The Monster of Florence, which was shortlisted for the prestigious CWA Gold Dagger Award for Non Fiction in 2010, is a true account of brutal serial murder in idyllic Florence. After settling in Italy in 2000, Douglas Preston discovered that the olive grove in front of his family's new home had been the scene of one of the most infamous double-murders in Italian history, committed by a serial killer who had never been found and was known only as the Monster of Florence. Preston, intrigued, met Italian journalist Mario Spezi, who had followed the case since the first murders in 1974, to learn more.
This is the true story of their search for - and identification of - the man they believe committed the crimes, and their chilling interview with him. It's also the story of how Preston and Spezi themselves became embroiled in the case. Like one of Preston's bestselling thrillers, The Monster of Florence tells a gripping and harrowing story of murder, mutilation, suspicion and ruined lives - and at the centre of it, two brave writers trying to uncover the truth at all costs. This latest edition includes an explosive afterword about the much-publicised murder of a British student, Meredith Kercher, and its connection to the monster case.

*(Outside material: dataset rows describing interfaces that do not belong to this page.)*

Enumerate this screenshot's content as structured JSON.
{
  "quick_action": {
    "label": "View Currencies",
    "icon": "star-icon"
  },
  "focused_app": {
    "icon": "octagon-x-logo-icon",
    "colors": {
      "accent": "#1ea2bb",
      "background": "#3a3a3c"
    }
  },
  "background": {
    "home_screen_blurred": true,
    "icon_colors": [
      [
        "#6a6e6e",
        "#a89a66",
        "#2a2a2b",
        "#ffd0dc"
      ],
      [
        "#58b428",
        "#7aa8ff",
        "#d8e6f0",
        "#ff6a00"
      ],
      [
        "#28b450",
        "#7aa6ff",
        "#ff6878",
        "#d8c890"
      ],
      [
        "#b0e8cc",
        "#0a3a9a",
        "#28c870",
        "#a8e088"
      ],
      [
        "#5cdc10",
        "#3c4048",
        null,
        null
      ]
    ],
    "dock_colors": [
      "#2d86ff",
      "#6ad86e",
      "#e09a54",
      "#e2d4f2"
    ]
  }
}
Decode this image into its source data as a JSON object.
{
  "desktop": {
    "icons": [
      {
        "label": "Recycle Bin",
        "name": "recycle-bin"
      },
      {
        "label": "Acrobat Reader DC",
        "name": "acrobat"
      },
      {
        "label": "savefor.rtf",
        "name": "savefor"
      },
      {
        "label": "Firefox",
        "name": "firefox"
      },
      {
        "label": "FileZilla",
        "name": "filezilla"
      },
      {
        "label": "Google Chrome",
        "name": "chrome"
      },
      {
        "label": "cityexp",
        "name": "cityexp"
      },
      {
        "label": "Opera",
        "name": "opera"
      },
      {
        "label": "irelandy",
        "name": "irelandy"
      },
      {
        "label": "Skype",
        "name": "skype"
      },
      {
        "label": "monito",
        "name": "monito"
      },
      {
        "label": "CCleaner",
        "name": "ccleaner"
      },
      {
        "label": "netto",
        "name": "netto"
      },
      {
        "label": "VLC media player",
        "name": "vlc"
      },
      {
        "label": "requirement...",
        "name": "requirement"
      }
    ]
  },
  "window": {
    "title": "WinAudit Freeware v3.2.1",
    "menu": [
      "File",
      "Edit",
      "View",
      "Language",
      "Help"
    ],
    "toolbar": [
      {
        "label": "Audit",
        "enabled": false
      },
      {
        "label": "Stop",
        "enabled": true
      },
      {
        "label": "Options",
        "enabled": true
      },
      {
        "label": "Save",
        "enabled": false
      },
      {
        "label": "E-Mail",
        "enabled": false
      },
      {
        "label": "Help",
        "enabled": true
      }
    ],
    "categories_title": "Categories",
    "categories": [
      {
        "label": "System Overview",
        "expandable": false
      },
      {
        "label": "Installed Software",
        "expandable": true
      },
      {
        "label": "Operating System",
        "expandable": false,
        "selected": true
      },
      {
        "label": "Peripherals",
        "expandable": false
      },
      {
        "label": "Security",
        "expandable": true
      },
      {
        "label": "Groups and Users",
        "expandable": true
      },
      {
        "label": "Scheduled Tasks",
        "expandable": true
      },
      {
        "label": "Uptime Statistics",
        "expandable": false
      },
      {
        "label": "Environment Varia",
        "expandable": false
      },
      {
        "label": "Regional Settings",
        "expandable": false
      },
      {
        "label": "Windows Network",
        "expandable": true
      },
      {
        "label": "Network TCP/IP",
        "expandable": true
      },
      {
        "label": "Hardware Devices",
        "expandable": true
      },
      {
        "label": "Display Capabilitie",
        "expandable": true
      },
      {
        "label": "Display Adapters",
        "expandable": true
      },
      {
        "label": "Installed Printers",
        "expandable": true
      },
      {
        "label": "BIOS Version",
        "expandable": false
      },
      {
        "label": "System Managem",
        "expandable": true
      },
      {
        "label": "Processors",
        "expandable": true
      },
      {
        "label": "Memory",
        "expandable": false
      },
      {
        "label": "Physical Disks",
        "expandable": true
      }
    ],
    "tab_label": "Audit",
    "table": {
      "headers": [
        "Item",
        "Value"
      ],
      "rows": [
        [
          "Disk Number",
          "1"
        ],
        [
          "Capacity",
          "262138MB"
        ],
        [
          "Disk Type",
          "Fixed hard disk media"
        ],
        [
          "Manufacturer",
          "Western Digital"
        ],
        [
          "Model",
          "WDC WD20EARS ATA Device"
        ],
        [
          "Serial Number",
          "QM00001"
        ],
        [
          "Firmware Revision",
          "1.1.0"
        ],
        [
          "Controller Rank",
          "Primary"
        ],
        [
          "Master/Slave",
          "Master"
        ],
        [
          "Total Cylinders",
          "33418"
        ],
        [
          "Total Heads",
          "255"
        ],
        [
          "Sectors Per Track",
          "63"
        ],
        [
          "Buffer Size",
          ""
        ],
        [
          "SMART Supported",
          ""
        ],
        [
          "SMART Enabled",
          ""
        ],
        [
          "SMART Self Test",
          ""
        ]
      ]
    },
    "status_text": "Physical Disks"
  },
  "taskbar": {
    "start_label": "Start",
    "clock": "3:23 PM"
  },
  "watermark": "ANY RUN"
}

United in their obsession with a grisly Italian serial murder case almost three decades old, thriller writer Preston (coauthor, Brimstone) and Italian crime reporter Spezi seek to uncover the identity of the killer in this chilling true crime saga. From 1974 to 1985, seven pairs of lovers parked in their cars in secluded areas outside of Florence were gruesomely murdered. When Preston and his family moved into a farmhouse near the murder sites, he and Spezi began to snoop around, although witnesses had died and evidence was missing. With all of the chief suspects acquitted or released from prison on appeal, Preston and Spezi's sleuthing continued until ruthless prosecutors turned on the nosy pair, jailing Spezi and grilling Preston for obstructing justice. Only when Dateline NBC became involved in the maze of mutilated bodies and police miscues was the authors' hard work rewarded. This suspenseful procedural reveals much about the dogged writing team as well as the motives of the killers. Better than some overheated noir mysteries, this bit of real-life Florence bloodletting makes you sweat and think, and presses relentlessly on the nerves.